» **Task**
Copy every line of the data that contains the string "сеть".

» **Excerpts from an interface dataset**
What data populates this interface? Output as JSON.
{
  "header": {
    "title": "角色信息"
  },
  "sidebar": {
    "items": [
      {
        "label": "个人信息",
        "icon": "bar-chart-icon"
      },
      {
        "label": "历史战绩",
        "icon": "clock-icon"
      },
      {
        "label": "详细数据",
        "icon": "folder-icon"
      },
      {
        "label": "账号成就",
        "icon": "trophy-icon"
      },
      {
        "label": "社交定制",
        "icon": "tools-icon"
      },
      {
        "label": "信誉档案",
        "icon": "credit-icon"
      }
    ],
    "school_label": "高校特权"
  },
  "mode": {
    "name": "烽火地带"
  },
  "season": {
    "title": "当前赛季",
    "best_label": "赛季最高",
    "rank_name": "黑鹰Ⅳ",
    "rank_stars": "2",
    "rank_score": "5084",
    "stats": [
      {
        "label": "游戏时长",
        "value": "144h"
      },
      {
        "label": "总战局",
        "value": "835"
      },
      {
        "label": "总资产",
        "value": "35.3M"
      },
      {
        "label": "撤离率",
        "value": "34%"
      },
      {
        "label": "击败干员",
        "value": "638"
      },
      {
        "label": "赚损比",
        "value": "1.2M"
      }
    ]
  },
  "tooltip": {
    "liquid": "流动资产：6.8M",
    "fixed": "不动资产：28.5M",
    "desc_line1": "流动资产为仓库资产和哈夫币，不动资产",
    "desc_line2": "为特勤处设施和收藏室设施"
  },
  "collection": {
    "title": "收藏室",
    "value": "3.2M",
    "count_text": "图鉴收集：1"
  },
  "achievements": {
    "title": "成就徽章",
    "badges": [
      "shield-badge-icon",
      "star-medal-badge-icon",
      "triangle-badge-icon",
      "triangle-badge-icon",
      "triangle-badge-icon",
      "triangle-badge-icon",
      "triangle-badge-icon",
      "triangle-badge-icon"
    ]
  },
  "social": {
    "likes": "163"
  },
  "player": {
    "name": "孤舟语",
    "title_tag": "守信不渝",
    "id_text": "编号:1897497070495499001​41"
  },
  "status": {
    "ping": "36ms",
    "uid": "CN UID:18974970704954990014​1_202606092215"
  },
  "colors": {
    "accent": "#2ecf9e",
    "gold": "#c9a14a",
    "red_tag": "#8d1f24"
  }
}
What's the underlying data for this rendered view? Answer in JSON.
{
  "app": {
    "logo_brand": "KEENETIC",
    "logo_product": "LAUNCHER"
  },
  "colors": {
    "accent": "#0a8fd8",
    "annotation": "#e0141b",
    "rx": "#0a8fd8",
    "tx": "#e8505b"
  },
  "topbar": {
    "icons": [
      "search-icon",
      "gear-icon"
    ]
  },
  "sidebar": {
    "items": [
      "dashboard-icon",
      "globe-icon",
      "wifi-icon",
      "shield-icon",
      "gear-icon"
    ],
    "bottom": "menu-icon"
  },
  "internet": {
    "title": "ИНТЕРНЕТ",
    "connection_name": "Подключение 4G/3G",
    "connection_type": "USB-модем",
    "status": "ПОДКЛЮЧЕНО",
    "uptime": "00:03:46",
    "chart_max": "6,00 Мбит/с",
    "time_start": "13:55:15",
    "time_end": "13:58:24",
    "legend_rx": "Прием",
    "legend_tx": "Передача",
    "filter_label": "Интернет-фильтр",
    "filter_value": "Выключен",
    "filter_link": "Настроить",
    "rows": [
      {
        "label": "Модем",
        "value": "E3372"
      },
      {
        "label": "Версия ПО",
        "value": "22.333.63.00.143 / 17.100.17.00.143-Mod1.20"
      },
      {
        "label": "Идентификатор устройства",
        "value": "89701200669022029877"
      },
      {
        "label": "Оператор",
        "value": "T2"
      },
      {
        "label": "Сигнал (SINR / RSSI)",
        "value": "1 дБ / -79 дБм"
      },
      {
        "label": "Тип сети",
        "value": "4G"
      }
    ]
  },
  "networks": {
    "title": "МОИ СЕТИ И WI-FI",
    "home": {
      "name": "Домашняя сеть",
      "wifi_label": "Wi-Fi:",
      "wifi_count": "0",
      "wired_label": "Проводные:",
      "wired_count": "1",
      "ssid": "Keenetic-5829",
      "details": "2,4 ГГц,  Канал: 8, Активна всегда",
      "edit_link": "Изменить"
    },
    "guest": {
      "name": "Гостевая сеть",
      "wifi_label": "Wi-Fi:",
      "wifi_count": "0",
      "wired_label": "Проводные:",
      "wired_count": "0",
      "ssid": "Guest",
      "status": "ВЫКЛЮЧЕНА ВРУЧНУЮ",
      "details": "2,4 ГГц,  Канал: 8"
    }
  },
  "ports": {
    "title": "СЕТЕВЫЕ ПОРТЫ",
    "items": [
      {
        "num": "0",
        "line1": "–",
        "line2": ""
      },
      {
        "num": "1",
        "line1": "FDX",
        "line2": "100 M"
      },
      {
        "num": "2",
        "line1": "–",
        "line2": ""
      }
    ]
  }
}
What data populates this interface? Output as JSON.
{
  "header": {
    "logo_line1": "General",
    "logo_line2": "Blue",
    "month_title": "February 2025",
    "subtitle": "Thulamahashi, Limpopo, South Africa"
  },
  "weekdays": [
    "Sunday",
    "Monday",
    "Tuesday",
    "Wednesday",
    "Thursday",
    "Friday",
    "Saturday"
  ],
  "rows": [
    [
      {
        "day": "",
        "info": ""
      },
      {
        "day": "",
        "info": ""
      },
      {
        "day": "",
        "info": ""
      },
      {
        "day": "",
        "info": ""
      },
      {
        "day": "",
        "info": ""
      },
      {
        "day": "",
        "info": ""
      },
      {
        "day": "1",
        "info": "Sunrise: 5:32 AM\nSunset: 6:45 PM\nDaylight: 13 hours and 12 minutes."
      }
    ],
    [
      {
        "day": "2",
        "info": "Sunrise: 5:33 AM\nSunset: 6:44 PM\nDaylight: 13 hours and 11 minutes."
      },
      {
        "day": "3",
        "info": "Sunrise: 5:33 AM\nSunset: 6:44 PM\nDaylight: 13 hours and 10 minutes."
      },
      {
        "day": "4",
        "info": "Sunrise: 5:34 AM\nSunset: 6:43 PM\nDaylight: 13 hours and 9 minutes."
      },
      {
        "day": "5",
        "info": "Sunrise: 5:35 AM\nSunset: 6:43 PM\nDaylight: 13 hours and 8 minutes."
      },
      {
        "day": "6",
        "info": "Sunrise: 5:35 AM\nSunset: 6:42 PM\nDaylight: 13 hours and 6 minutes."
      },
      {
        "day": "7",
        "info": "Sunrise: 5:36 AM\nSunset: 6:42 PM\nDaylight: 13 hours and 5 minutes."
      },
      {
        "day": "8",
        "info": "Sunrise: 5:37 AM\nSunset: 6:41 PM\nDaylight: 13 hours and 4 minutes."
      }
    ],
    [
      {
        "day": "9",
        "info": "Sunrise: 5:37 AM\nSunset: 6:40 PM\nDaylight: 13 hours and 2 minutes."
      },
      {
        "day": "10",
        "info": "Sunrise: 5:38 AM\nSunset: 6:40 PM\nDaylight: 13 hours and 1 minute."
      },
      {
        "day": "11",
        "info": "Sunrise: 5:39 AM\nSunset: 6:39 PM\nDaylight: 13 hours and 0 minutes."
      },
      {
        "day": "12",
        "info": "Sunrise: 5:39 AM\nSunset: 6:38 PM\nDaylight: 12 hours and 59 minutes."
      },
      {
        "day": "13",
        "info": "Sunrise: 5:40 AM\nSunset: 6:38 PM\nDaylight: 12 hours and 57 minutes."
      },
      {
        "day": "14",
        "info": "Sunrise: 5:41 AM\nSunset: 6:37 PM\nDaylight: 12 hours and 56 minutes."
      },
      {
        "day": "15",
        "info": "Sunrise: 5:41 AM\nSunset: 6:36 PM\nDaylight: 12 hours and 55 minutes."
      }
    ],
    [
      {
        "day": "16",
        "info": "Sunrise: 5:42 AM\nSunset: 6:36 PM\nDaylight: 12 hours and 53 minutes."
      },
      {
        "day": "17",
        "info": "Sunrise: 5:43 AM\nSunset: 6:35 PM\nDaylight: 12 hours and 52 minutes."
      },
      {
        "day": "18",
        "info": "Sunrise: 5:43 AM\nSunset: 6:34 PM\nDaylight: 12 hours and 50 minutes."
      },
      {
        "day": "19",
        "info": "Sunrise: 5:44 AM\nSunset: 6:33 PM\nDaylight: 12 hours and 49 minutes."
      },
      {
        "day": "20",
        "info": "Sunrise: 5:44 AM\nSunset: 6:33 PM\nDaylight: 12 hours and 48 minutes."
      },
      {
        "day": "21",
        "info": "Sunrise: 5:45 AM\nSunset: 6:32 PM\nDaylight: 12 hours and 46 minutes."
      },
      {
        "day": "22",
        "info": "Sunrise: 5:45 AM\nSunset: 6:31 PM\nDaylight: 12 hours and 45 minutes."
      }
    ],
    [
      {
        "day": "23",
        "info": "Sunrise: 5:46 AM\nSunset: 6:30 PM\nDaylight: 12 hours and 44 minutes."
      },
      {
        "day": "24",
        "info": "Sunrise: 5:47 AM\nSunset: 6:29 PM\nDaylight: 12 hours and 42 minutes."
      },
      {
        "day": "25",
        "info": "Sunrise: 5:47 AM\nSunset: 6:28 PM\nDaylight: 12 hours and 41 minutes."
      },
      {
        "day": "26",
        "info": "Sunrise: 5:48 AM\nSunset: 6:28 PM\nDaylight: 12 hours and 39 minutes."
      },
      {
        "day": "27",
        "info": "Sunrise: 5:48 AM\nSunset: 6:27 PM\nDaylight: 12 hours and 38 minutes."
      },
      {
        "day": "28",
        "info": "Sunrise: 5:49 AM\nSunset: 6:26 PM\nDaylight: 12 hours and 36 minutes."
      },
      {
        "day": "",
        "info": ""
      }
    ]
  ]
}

» **Result for this task**
      "name": "Домашняя сеть",
      "name": "Гостевая сеть",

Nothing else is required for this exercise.